Demand-side resources should be an important part of the solution,” she said. They can’t be all of the solution. I understand the need to get backup generation in with the new resources we have today for this summer. But we are essentially in exactly the same place we were a year ago on the demand side, and that’s not good.”

These companies hope that policy changes could lead to greater rewards in the future, if not for this summer. CAISO has begun piloting a new approach to measuring the grid impact of customers reducing load during grid emergencies that could avoid the baselining” methods that can lead to load drops during heat waves being undervalued. The ELRP will allow customers to be rewarded for battery capacity fed back into the grid, although the methods for doing so are still being worked out.

Several of California’s community choice aggregators — the county-based power procurement entities serving about a quarter of the state’s electricity customers — have launched programs aimed at offering customers compensation for long-range shifts in power consumption to reduce net-peak demand, on top of additional payments for responding to emergency calls.

Whether these distributed energy resources could be aggregated at the volumes needed to help forestall grid emergencies this year is far from clear. But finding ways to pay customers for altering their energy consumption patterns to meet California’s changing grid supply mix will be a critical step in achieving a cost-effective transition to an increasingly decarbonized grid, according to a multiyear study by Lawrence Berkeley National Laboratory.

That’s because it could drive investment toward technologies and businesses that can leverage a grid-balancing resource that’s cheaper and more flexible than large-scale batteries, power plants and transmission lines.

It could also relieve the threat of customers losing patience with volunteering to help the grid through emergencies that are expected to grow more severe and frequent under climate change.
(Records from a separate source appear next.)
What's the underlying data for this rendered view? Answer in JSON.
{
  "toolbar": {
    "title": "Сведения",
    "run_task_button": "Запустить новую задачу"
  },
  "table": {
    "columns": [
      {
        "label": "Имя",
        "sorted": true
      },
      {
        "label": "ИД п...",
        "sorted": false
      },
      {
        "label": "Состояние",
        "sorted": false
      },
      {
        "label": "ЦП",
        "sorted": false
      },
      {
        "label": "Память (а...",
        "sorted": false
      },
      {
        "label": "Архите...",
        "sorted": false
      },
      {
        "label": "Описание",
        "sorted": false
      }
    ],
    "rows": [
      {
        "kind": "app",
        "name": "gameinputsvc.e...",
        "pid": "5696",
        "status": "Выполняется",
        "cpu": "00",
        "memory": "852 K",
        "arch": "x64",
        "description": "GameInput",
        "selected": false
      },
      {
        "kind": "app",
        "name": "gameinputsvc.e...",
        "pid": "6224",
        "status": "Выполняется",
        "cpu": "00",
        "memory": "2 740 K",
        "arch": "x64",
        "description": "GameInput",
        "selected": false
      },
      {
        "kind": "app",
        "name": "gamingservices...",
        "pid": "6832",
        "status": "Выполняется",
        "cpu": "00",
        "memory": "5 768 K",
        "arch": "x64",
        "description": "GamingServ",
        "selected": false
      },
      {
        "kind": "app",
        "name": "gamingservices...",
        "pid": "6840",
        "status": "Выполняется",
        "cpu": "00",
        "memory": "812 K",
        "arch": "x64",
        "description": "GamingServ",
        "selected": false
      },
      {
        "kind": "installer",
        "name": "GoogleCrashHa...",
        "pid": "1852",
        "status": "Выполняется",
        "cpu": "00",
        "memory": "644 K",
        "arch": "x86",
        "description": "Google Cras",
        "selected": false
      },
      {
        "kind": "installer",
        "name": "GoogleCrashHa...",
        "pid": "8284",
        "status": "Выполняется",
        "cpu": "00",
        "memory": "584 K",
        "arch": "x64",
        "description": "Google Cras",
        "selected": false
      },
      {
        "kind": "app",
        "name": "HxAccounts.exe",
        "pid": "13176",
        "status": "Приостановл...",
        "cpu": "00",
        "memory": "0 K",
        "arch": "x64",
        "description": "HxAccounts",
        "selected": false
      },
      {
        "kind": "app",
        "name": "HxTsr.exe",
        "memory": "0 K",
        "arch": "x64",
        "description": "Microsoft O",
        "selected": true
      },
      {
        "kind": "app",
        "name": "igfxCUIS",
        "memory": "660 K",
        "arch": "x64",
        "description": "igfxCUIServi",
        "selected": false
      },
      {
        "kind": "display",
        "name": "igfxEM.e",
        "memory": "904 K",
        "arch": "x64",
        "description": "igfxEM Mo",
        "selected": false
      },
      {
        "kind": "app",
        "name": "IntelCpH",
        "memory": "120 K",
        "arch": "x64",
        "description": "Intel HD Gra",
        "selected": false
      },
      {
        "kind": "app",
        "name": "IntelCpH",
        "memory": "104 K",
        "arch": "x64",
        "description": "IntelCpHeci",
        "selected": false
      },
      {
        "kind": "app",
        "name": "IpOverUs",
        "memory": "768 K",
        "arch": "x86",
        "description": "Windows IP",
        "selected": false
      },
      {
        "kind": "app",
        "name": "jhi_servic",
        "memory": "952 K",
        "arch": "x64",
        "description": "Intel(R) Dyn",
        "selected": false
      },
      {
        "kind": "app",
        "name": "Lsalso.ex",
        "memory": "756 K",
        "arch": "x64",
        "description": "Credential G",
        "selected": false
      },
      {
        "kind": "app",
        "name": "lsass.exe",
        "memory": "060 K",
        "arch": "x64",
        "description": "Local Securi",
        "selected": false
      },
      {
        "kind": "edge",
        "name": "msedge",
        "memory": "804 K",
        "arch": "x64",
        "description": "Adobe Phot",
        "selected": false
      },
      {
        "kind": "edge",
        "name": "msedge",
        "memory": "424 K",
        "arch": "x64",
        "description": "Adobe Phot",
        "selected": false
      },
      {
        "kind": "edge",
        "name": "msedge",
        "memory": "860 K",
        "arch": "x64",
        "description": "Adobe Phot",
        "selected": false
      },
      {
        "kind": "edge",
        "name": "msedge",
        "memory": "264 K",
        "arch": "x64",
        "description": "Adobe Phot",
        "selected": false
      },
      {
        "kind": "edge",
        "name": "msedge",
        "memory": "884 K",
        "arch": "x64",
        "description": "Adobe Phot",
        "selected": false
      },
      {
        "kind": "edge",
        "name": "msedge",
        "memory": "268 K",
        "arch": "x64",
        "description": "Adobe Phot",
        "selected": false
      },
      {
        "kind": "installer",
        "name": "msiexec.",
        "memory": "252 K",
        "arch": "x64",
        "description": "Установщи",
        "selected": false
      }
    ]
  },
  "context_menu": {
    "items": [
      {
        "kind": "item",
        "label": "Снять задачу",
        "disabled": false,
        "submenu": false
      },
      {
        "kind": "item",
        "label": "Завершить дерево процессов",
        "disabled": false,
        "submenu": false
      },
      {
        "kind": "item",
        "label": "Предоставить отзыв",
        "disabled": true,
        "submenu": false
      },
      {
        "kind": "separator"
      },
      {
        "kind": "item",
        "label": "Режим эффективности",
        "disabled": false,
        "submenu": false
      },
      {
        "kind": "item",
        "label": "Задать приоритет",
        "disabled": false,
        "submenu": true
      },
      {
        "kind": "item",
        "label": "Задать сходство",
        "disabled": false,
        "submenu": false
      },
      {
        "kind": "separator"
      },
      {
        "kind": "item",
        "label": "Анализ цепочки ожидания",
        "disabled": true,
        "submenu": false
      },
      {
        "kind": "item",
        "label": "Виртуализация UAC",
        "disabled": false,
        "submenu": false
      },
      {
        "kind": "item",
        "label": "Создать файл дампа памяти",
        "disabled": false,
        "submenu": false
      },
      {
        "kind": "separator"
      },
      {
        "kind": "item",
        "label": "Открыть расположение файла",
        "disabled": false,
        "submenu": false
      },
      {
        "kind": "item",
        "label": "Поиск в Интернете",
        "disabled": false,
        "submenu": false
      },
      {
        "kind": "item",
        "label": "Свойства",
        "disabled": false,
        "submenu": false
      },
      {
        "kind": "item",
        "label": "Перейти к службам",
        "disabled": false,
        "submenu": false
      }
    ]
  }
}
Voluntary load reduction helped shave roughly 4 gigawatts of grid demand during heat waves last August and September, led by CAISO’s use of flex alerts” asking customers to turn down their air conditioning and other loads during the net peak. The CPUC’s emergency plan for this summer focused much of its demand-side efforts on marketing and outreach for broader use of these alerts.

But as those conservation calls become more frequent, they’re likely to become less effective. CAISO has already issued five separate calls for voluntary conservation during days of triple-digit temperatures over the past two months, but its most recent calls appear to have yielded much lower participation, according to preliminary data.

Along with its emergency proclamation, Newsom’s office on Friday released a vision statement” outlining principles for an electricity system of the future” that’s powered by carbon-free energy by 2045. The principles of the plan include an equitable and inclusive” system that puts customers first,” a reliable and resilient” grid with load flexibility measures that are more ubiquitous and automated,” and an affordable” system that encourages the adoption of new technologies, including distributed, community and large-scale projects.”

It’s not clear that Friday’s emergency proclamation, with its short-term reliance on backup generators that will worsen air quality and carbon emissions in the state, represents a step toward or away from those goals. But with no time left for more comprehensive action to meet this year’s grid emergency, it will have to do.

(Lead photo by Claudia Lorusso / Unsplash)

Jeff St. John is director of news and special projects at Canary Media. He covers innovative grid technologies, rooftop solar and batteries, clean hydrogen, EV charging and more.